Exercise directions: Below is a listing. Gather each line of it that contains "this".
_ _ _
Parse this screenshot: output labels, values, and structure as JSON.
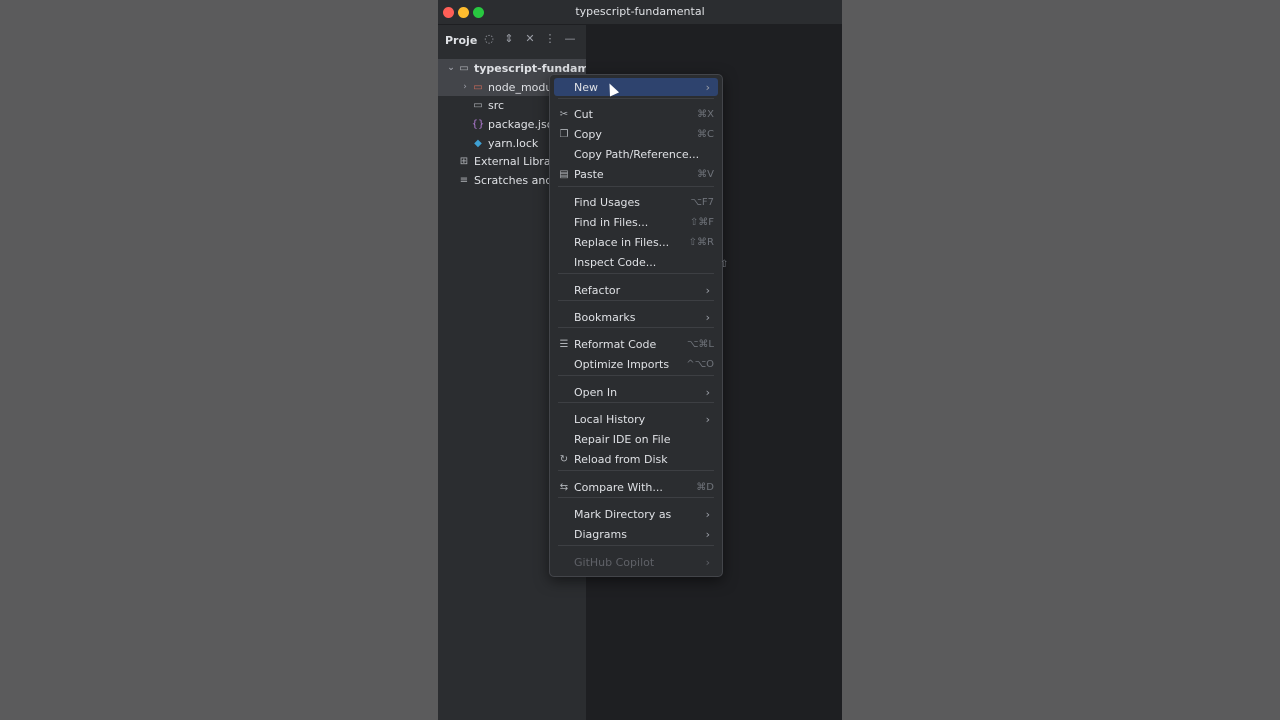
{
  "window": {
    "title": "typescript-fundamental"
  },
  "panel": {
    "title": "Proje",
    "icons": [
      "target-icon",
      "expand-icon",
      "collapse-icon",
      "more-icon",
      "minimize-icon"
    ]
  },
  "tree": [
    {
      "label": "typescript-fundament",
      "icon": "folder-icon",
      "chevron": "⌄",
      "indent": 1,
      "root": true,
      "selected": true
    },
    {
      "label": "node_modul",
      "icon": "folder-red-icon",
      "chevron": "›",
      "indent": 2,
      "selected": true
    },
    {
      "label": "src",
      "icon": "folder-icon",
      "chevron": "",
      "indent": 2
    },
    {
      "label": "package.jso",
      "icon": "json-icon",
      "chevron": "",
      "indent": 2
    },
    {
      "label": "yarn.lock",
      "icon": "yarn-icon",
      "chevron": "",
      "indent": 2
    },
    {
      "label": "External Librari",
      "icon": "library-icon",
      "chevron": "",
      "indent": 1
    },
    {
      "label": "Scratches and",
      "icon": "scratch-icon",
      "chevron": "",
      "indent": 1
    }
  ],
  "menu": {
    "items": [
      {
        "label": "New",
        "icon": "",
        "shortcut": "",
        "arrow": true,
        "active": true
      },
      {
        "label": "Cut",
        "icon": "scissors-icon",
        "shortcut": "⌘X"
      },
      {
        "label": "Copy",
        "icon": "copy-icon",
        "shortcut": "⌘C"
      },
      {
        "label": "Copy Path/Reference...",
        "icon": "",
        "shortcut": ""
      },
      {
        "label": "Paste",
        "icon": "paste-icon",
        "shortcut": "⌘V"
      },
      {
        "label": "Find Usages",
        "icon": "",
        "shortcut": "⌥F7"
      },
      {
        "label": "Find in Files...",
        "icon": "",
        "shortcut": "⇧⌘F"
      },
      {
        "label": "Replace in Files...",
        "icon": "",
        "shortcut": "⇧⌘R"
      },
      {
        "label": "Inspect Code...",
        "icon": "",
        "shortcut": ""
      },
      {
        "label": "Refactor",
        "icon": "",
        "shortcut": "",
        "arrow": true
      },
      {
        "label": "Bookmarks",
        "icon": "",
        "shortcut": "",
        "arrow": true
      },
      {
        "label": "Reformat Code",
        "icon": "reformat-icon",
        "shortcut": "⌥⌘L"
      },
      {
        "label": "Optimize Imports",
        "icon": "",
        "shortcut": "^⌥O"
      },
      {
        "label": "Open In",
        "icon": "",
        "shortcut": "",
        "arrow": true
      },
      {
        "label": "Local History",
        "icon": "",
        "shortcut": "",
        "arrow": true
      },
      {
        "label": "Repair IDE on File",
        "icon": "",
        "shortcut": ""
      },
      {
        "label": "Reload from Disk",
        "icon": "reload-icon",
        "shortcut": ""
      },
      {
        "label": "Compare With...",
        "icon": "compare-icon",
        "shortcut": "⌘D"
      },
      {
        "label": "Mark Directory as",
        "icon": "",
        "shortcut": "",
        "arrow": true
      },
      {
        "label": "Diagrams",
        "icon": "",
        "shortcut": "",
        "arrow": true
      },
      {
        "label": "GitHub Copilot",
        "icon": "",
        "shortcut": "",
        "arrow": true,
        "disabled": true
      }
    ]
  },
  "colors": {
    "menu_active": "#2e436e",
    "window_bg": "#2b2d30",
    "desktop_bg": "#5b5b5c"
  }
}
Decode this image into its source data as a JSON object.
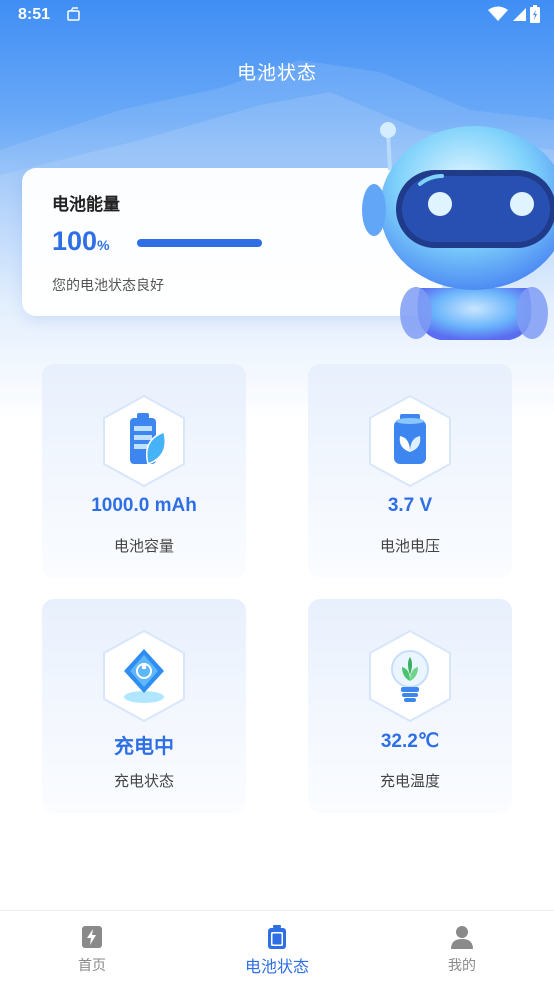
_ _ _
Your response:
Parse this screenshot: output labels, values, and structure as JSON.
Decode this image into its source data as a JSON object.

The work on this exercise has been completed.